This issue is different from the others. Departing from our usual editorial policy, the theme of this issue was not determined in advance nor was there any specific call for papers or requests for contributions from leading researchers in the field. The guest editors did not need to chose a particular orientation or outline the most pertinent leisure issues in different communities and societies. In a sense, this theme emerged naturally as a result of numerous articles submitted spontaneously by researchers. The articles presented in this issue reflect the interests of researchers in this area of leisure studies. Moreover, they clearly indicate the differences in orientation between Leisure and Society and other journals specifically devoted to sports and physical activity.
The importance of physical and sports activities in the life of the individual or even in families, communities and social groups as well as different cultures cannot be denied. In all these areas, physical and sports activities constitute behaviours and practices to which are attached values and specific significance peculiar to the players involved. The activities are motivated by current goals but are also the result of the history and specific traits of each group.

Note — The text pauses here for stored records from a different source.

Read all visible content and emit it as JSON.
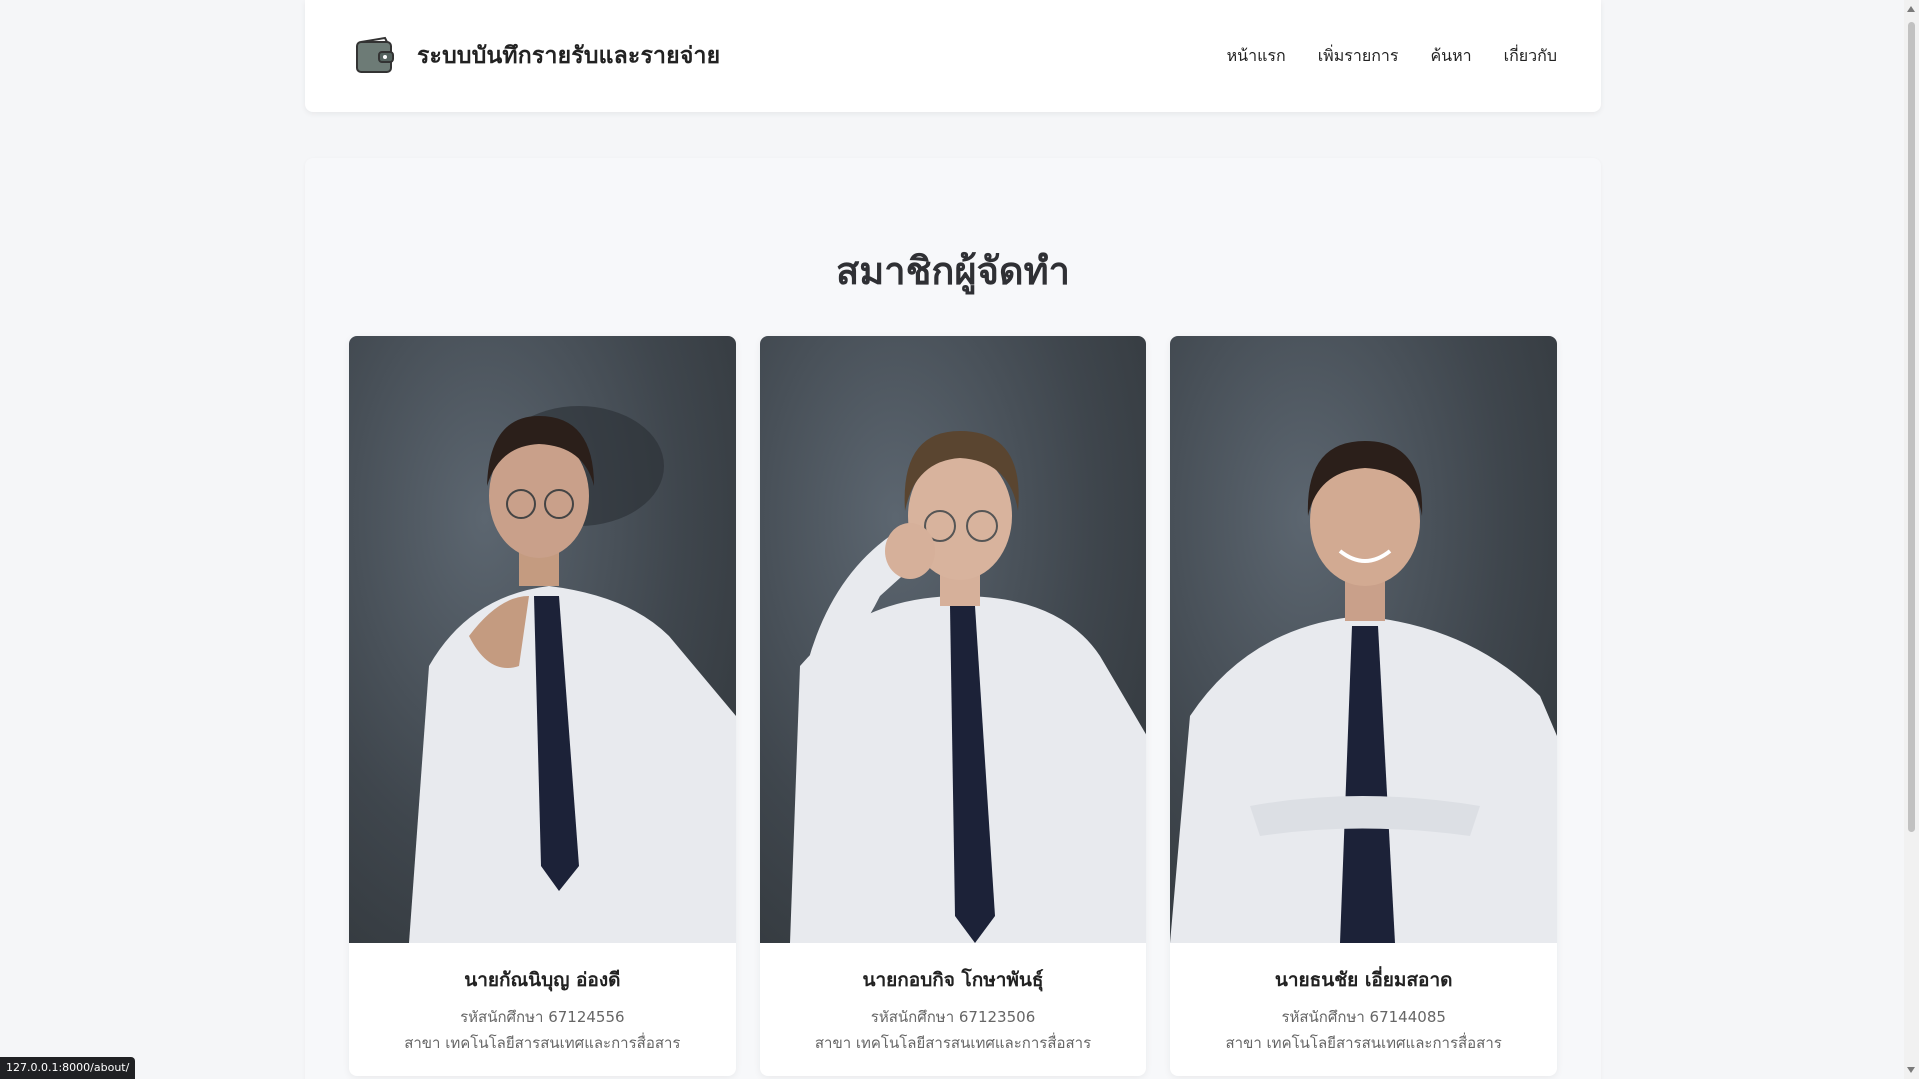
{
  "header": {
    "brand_title": "ระบบบันทึกรายรับและรายจ่าย",
    "brand_icon": "wallet-icon",
    "nav": [
      {
        "label": "หน้าแรก"
      },
      {
        "label": "เพิ่มรายการ"
      },
      {
        "label": "ค้นหา"
      },
      {
        "label": "เกี่ยวกับ"
      }
    ]
  },
  "about": {
    "title": "สมาชิกผู้จัดทำ",
    "members": [
      {
        "name": "นายกัณนิบุญ อ่องดี",
        "student_id": "รหัสนักศึกษา 67124556",
        "major": "สาขา เทคโนโลยีสารสนเทศและการสื่อสาร"
      },
      {
        "name": "นายกอบกิจ โกษาพันธุ์",
        "student_id": "รหัสนักศึกษา 67123506",
        "major": "สาขา เทคโนโลยีสารสนเทศและการสื่อสาร"
      },
      {
        "name": "นายธนชัย เอี่ยมสอาด",
        "student_id": "รหัสนักศึกษา 67144085",
        "major": "สาขา เทคโนโลยีสารสนเทศและการสื่อสาร"
      }
    ]
  },
  "status_bar": {
    "url": "127.0.0.1:8000/about/"
  },
  "colors": {
    "background": "#f5f6f8",
    "card": "#ffffff",
    "photo_backdrop": "#3f464d",
    "tie": "#1c2238"
  }
}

They also respond to both personal and cultural needs and have an impact on the environment, the economy, management, culture and politics and affect psychological, educational, medical and professional aspects of the individual.

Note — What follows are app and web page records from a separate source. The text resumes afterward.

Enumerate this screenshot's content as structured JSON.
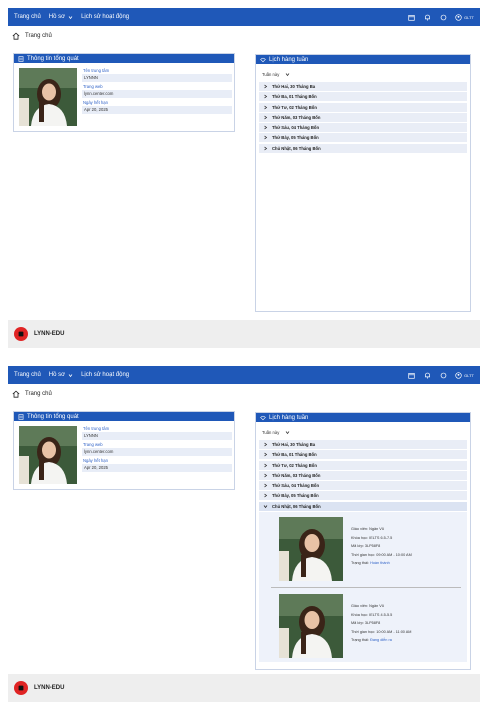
{
  "nav": {
    "home": "Trang chủ",
    "profile": "Hồ sơ",
    "history": "Lịch sử hoạt động",
    "user": "GLTT"
  },
  "breadcrumb": {
    "label": "Trang chủ"
  },
  "overview": {
    "title": "Thông tin tổng quát",
    "fields": [
      {
        "label": "Tên trung tâm",
        "value": "LYNNN"
      },
      {
        "label": "Trang web",
        "value": "lynn.center.com"
      },
      {
        "label": "Ngày hết hạn",
        "value": "Apr 20, 2025"
      }
    ]
  },
  "schedule": {
    "title": "Lịch hàng tuần",
    "week_select": "Tuần này",
    "days": [
      "Thứ Hai, 30 Tháng Ba",
      "Thứ Ba, 01 Tháng Bốn",
      "Thứ Tư, 02 Tháng Bốn",
      "Thứ Năm, 03 Tháng Bốn",
      "Thứ Sáu, 04 Tháng Bốn",
      "Thứ Bảy, 05 Tháng Bốn",
      "Chủ Nhật, 06 Tháng Bốn"
    ],
    "lessons": [
      {
        "teacher": "Giáo viên: Ngân Vũ",
        "course": "Khóa học: IELTS 6.5-7.5",
        "class_code": "Mã lớp: 3LP58F8",
        "time": "Thời gian học: 09:00 AM - 10:00 AM",
        "status_label": "Trạng thái:",
        "status": "Hoàn thành"
      },
      {
        "teacher": "Giáo viên: Ngân Vũ",
        "course": "Khóa học: IELTS 4.5-5.5",
        "class_code": "Mã lớp: 3LP58F8",
        "time": "Thời gian học: 10:00 AM - 11:00 AM",
        "status_label": "Trạng thái:",
        "status": "Đang diễn ra"
      }
    ]
  },
  "footer": {
    "brand": "LYNN-EDU"
  },
  "colors": {
    "primary": "#1f58b8",
    "row_bg": "#e9edf6",
    "footer_bg": "#eeeeee",
    "logo": "#e02424"
  },
  "icons": [
    "calendar-icon",
    "bell-icon",
    "chat-icon",
    "user-circle-icon",
    "home-icon",
    "building-icon",
    "schedule-icon",
    "chevron-right-icon",
    "chevron-down-icon"
  ]
}
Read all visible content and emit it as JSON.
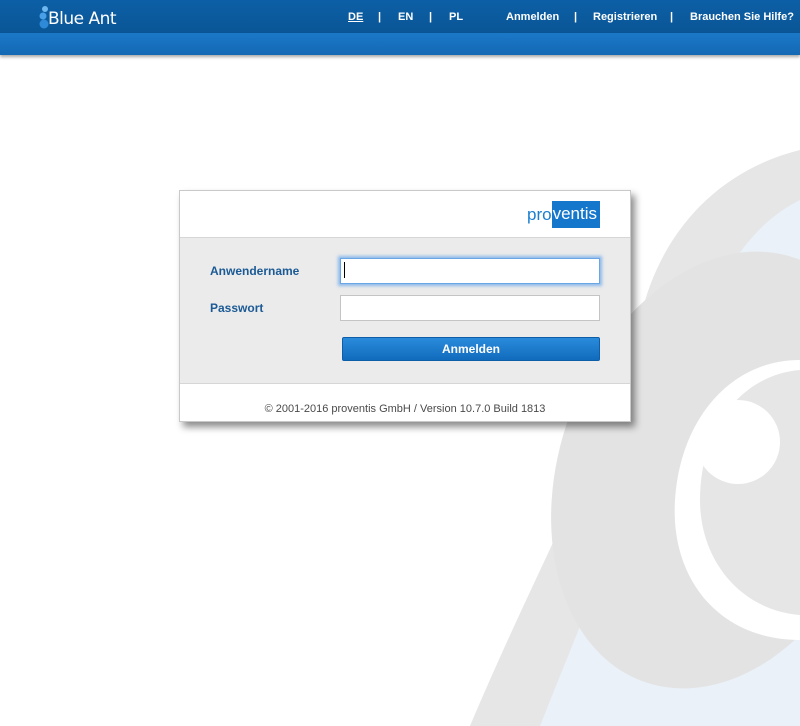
{
  "header": {
    "logo_text": "Blue Ant",
    "languages": [
      {
        "label": "DE",
        "active": true
      },
      {
        "label": "EN",
        "active": false
      },
      {
        "label": "PL",
        "active": false
      }
    ],
    "separator": "|",
    "links": {
      "login": "Anmelden",
      "register": "Registrieren",
      "help": "Brauchen Sie Hilfe?"
    }
  },
  "login": {
    "brand_pro": "pro",
    "brand_ventis": "ventis",
    "username_label": "Anwendername",
    "username_value": "",
    "password_label": "Passwort",
    "password_value": "",
    "submit_label": "Anmelden",
    "footer": "© 2001-2016 proventis GmbH / Version 10.7.0 Build 1813"
  },
  "colors": {
    "header": "#0c5fa6",
    "subheader": "#1b78c8",
    "label": "#1b5a95",
    "button": "#1a7bd0",
    "brand": "#1477cc"
  }
}
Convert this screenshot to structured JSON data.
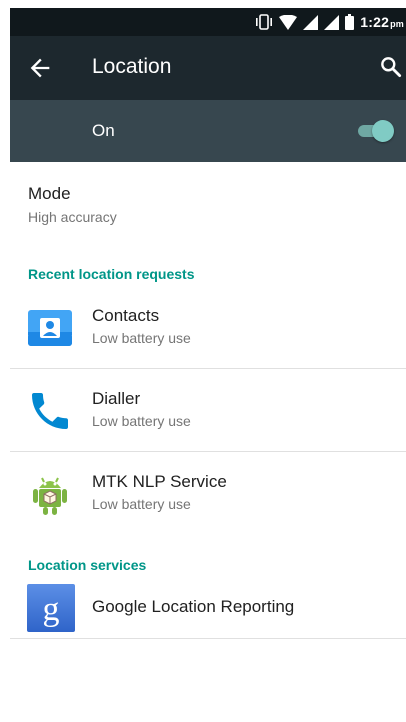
{
  "status_bar": {
    "time": "1:22",
    "ampm": "pm",
    "icons": [
      "vibrate-icon",
      "wifi-icon",
      "signal-1-icon",
      "signal-2-icon",
      "battery-icon"
    ]
  },
  "app_bar": {
    "title": "Location",
    "back_icon": "arrow-back-icon",
    "search_icon": "search-icon"
  },
  "master_switch": {
    "label": "On",
    "state": "on",
    "accent": "#80cbc4"
  },
  "mode": {
    "title": "Mode",
    "summary": "High accuracy"
  },
  "recent_requests": {
    "header": "Recent location requests",
    "items": [
      {
        "name": "Contacts",
        "summary": "Low battery use",
        "icon": "contacts-icon"
      },
      {
        "name": "Dialler",
        "summary": "Low battery use",
        "icon": "phone-icon"
      },
      {
        "name": "MTK NLP Service",
        "summary": "Low battery use",
        "icon": "android-icon"
      }
    ]
  },
  "location_services": {
    "header": "Location services",
    "items": [
      {
        "name": "Google Location Reporting",
        "icon": "google-settings-icon"
      }
    ]
  },
  "colors": {
    "status_bar": "#10181c",
    "app_bar": "#1d282e",
    "switch_bar": "#37474f",
    "accent": "#009688"
  }
}
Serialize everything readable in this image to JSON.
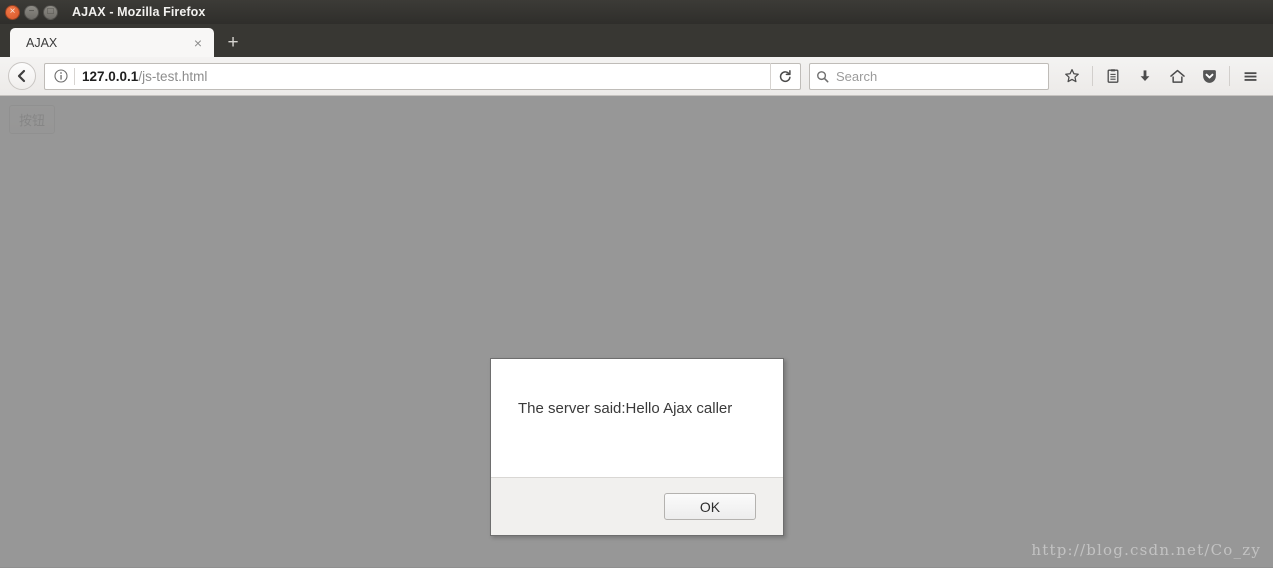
{
  "window": {
    "title": "AJAX - Mozilla Firefox",
    "controls": {
      "close": "×",
      "minimize": "−",
      "maximize": "□"
    }
  },
  "tabs": {
    "items": [
      {
        "label": "AJAX",
        "close": "×"
      }
    ],
    "new_tab": "+"
  },
  "toolbar": {
    "back": "←",
    "identity_icon": "ⓘ",
    "url_host": "127.0.0.1",
    "url_path": "/js-test.html",
    "reload": "↻",
    "search_placeholder": "Search",
    "search_icon": "⚲",
    "bookmark": "☆",
    "library": "Ὄb",
    "downloads": "⬇",
    "home": "⌂",
    "pocket": "⮟",
    "menu": "≡"
  },
  "page": {
    "button_label": "按钮",
    "watermark": "http://blog.csdn.net/Co_zy"
  },
  "dialog": {
    "message": "The server said:Hello Ajax caller",
    "ok_label": "OK"
  },
  "colors": {
    "titlebar": "#35342f",
    "accent_close": "#e2642c",
    "page_overlay": "#8f8f8f",
    "dialog_bg": "#ffffff"
  }
}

With regard to mass culture and resulting quasi-universal phenomena, attention focuses on Olympic games and world championships linked to sports disciplines. Professional sports, especially in developed countries, constitute a widespread phenomenon; they involve paid athletes who compete for the benefit of spectators and fans for whom they serve as models or idols. Besides these spectator and entertainment sports, there are also participation or recreation sports practised by amateurs for different reasons such as pleasure, excitement, development, self actualization, socialization and social belonging, personal health and well-being or even self-esteem and prestige. Besides sports involving games and competition, there are other important phenomena which also involve physical activity. Among them are physical training, outdoor or adventure physical activity. These different practices entail very different behaviours, goals and values and also require interventions, organisations, facilities, infra-structures as well as policies and economic decisions which vary from one situation to situation and which are not always in sync with each other or with other aspects of social and community life.

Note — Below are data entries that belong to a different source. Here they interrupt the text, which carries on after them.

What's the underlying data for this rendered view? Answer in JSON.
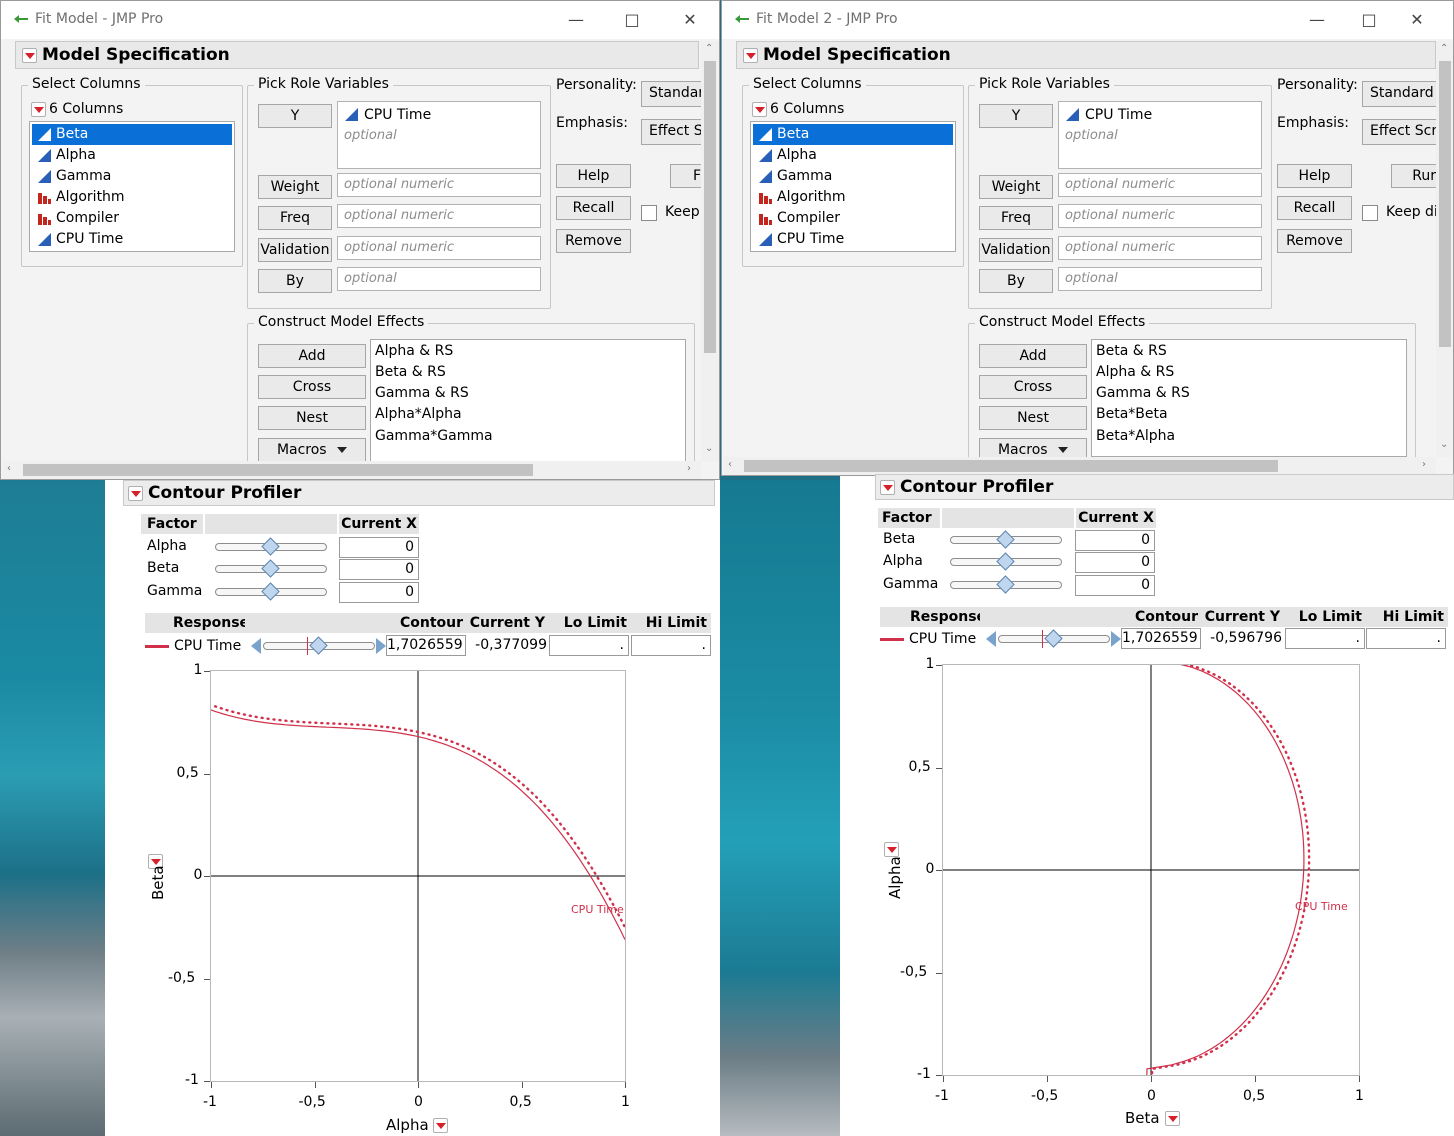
{
  "left": {
    "window": {
      "title": "Fit Model - JMP Pro",
      "outline_title": "Model Specification",
      "select_columns": {
        "label": "Select Columns",
        "count_label": "6 Columns",
        "columns": [
          {
            "name": "Beta",
            "icon": "continuous-icon"
          },
          {
            "name": "Alpha",
            "icon": "continuous-icon"
          },
          {
            "name": "Gamma",
            "icon": "continuous-icon"
          },
          {
            "name": "Algorithm",
            "icon": "nominal-icon"
          },
          {
            "name": "Compiler",
            "icon": "nominal-icon"
          },
          {
            "name": "CPU Time",
            "icon": "continuous-icon"
          }
        ],
        "selected": "Beta"
      },
      "pick_role": {
        "label": "Pick Role Variables",
        "y_button": "Y",
        "y_value": "CPU Time",
        "y_placeholder": "optional",
        "weight_button": "Weight",
        "weight_placeholder": "optional numeric",
        "freq_button": "Freq",
        "freq_placeholder": "optional numeric",
        "validation_button": "Validation",
        "validation_placeholder": "optional numeric",
        "by_button": "By",
        "by_placeholder": "optional"
      },
      "personality_label": "Personality:",
      "personality_value": "Standar",
      "emphasis_label": "Emphasis:",
      "emphasis_value": "Effect S",
      "help_button": "Help",
      "run_button": "F",
      "recall_button": "Recall",
      "keep_label": "Keep",
      "remove_button": "Remove",
      "construct": {
        "label": "Construct Model Effects",
        "add_button": "Add",
        "cross_button": "Cross",
        "nest_button": "Nest",
        "macros_button": "Macros",
        "effects": [
          "Alpha & RS",
          "Beta & RS",
          "Gamma & RS",
          "Alpha*Alpha",
          "Gamma*Gamma"
        ]
      }
    },
    "profiler": {
      "title": "Contour Profiler",
      "factor_header": "Factor",
      "current_x_header": "Current X",
      "factors": [
        {
          "name": "Alpha",
          "value": "0",
          "position": 0.5
        },
        {
          "name": "Beta",
          "value": "0",
          "position": 0.5
        },
        {
          "name": "Gamma",
          "value": "0",
          "position": 0.5
        }
      ],
      "response_header": "Response",
      "contour_header": "Contour",
      "current_y_header": "Current Y",
      "lo_header": "Lo Limit",
      "hi_header": "Hi Limit",
      "response": {
        "name": "CPU Time",
        "contour": "1,7026559",
        "current_y": "-0,377099",
        "lo": ".",
        "hi": "."
      },
      "curve_label": "CPU Time",
      "x_axis_label": "Alpha",
      "y_axis_label": "Beta",
      "x_ticks": [
        "-1",
        "-0,5",
        "0",
        "0,5",
        "1"
      ],
      "y_ticks": [
        "1",
        "0,5",
        "0",
        "-0,5",
        "-1"
      ]
    }
  },
  "right": {
    "window": {
      "title": "Fit Model 2 - JMP Pro",
      "outline_title": "Model Specification",
      "select_columns": {
        "label": "Select Columns",
        "count_label": "6 Columns",
        "columns": [
          {
            "name": "Beta",
            "icon": "continuous-icon"
          },
          {
            "name": "Alpha",
            "icon": "continuous-icon"
          },
          {
            "name": "Gamma",
            "icon": "continuous-icon"
          },
          {
            "name": "Algorithm",
            "icon": "nominal-icon"
          },
          {
            "name": "Compiler",
            "icon": "nominal-icon"
          },
          {
            "name": "CPU Time",
            "icon": "continuous-icon"
          }
        ],
        "selected": "Beta"
      },
      "pick_role": {
        "label": "Pick Role Variables",
        "y_button": "Y",
        "y_value": "CPU Time",
        "y_placeholder": "optional",
        "weight_button": "Weight",
        "weight_placeholder": "optional numeric",
        "freq_button": "Freq",
        "freq_placeholder": "optional numeric",
        "validation_button": "Validation",
        "validation_placeholder": "optional numeric",
        "by_button": "By",
        "by_placeholder": "optional"
      },
      "personality_label": "Personality:",
      "personality_value": "Standard I",
      "emphasis_label": "Emphasis:",
      "emphasis_value": "Effect Scre",
      "help_button": "Help",
      "run_button": "Rur",
      "recall_button": "Recall",
      "keep_label": "Keep di",
      "remove_button": "Remove",
      "construct": {
        "label": "Construct Model Effects",
        "add_button": "Add",
        "cross_button": "Cross",
        "nest_button": "Nest",
        "macros_button": "Macros",
        "effects": [
          "Beta & RS",
          "Alpha & RS",
          "Gamma & RS",
          "Beta*Beta",
          "Beta*Alpha"
        ]
      }
    },
    "profiler": {
      "title": "Contour Profiler",
      "factor_header": "Factor",
      "current_x_header": "Current X",
      "factors": [
        {
          "name": "Beta",
          "value": "0",
          "position": 0.5
        },
        {
          "name": "Alpha",
          "value": "0",
          "position": 0.5
        },
        {
          "name": "Gamma",
          "value": "0",
          "position": 0.5
        }
      ],
      "response_header": "Response",
      "contour_header": "Contour",
      "current_y_header": "Current Y",
      "lo_header": "Lo Limit",
      "hi_header": "Hi Limit",
      "response": {
        "name": "CPU Time",
        "contour": "1,7026559",
        "current_y": "-0,596796",
        "lo": ".",
        "hi": "."
      },
      "curve_label": "CPU Time",
      "x_axis_label": "Beta",
      "y_axis_label": "Alpha",
      "x_ticks": [
        "-1",
        "-0,5",
        "0",
        "0,5",
        "1"
      ],
      "y_ticks": [
        "1",
        "0,5",
        "0",
        "-0,5",
        "-1"
      ]
    }
  },
  "colors": {
    "selection": "#0a6fd6",
    "contour": "#d0304a",
    "accent_red": "#d8202a"
  }
}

Leisure sciences address all of these issues, and the areas of physical and sports activity are no exception. This broad category of activities is the most popular of free-time activities, whether they entail active participation, learning and training, competition or recreation or even performance or entertainment.
The articles submitted to us reflect this diversity of approaches and issues, but since they come from a rather limited number of countries and cultures they do not necessarily reflect the universality of the phenomenon. However, the studies and reflections presented here can be adapted to show fully how sports and physical activity blend in with lifestyles prevalent in the four corners of the globe. In this respect, this issue could serve as a starting point for several comparative studies on physical leisure activities and sports.
The first sub-theme deals with sports development policies. First of all, Dulac and Henry compare and examine urban sports development policies adopted from 1960 to the end of the 90s in Grenoble, France and Sheffield, England. In both cases, despite differing political, institutional and structural contexts, policies favoured the market rather than social interests. Next, Corneloup et al. focus on nature leisure sports and the social, economic and tourist activity they generate. They point to the existence of varied management models and logic for action specific to the different categories of players.
The second category of articles deals with sporting practices among the young and theirsignificance. Lafabrègue presents sporting practices in youth as a compromise between school life and family cohesion. He underlines two major values associated with the love of sports: success through performance and personal growth through camaraderie. Ohl, on the other hand, looks at the social values that youth attach to sport. The adoption of a “sports look” or rather wearing sports apparel with prestigious brand names is a significant means for the young to claim their identity in the city. In the same vein, Zaffran highlights the distinction between leisure time and school time. He points two uses of free time: productive linked to needs of adolescents and requirements of school and unproductive which constitute a waste of time.
The final sub-theme deals with the impact of physical and sports activities on health and daily life. The first article in this section deals with leisure among the young. Iwasaki focuses on the role of leisure as a general strategy used by university students for adjusting to stress from different sources. Feuillet and Roncin throw some light on stress caused by physical and sports activities in people over 60. Although they are aware of risks presented by these activities, those who practice them are not deterred from doing so. For those who are not involved, sports activities are considered as “an additional risk”. Miquelon, Perreault and Abbondanza demonstrate the positive impact of a recreational activity on building team strength, cohesion and efficiency. Finally, Moles et al. examine the impact the development of televised retransmission technologies has had on spectators. These changes have affected sports culture and the spectator’s perception of ethics and fairness.
Two research notes conclude this issue. Law focuses on problems resulting from the development of recreational and tourist complexes in rural settings. Groves and Timothy propose an original method of identifying the attributes and impact of travel through an analysis of photographs considered meaningful by the tourists who took them.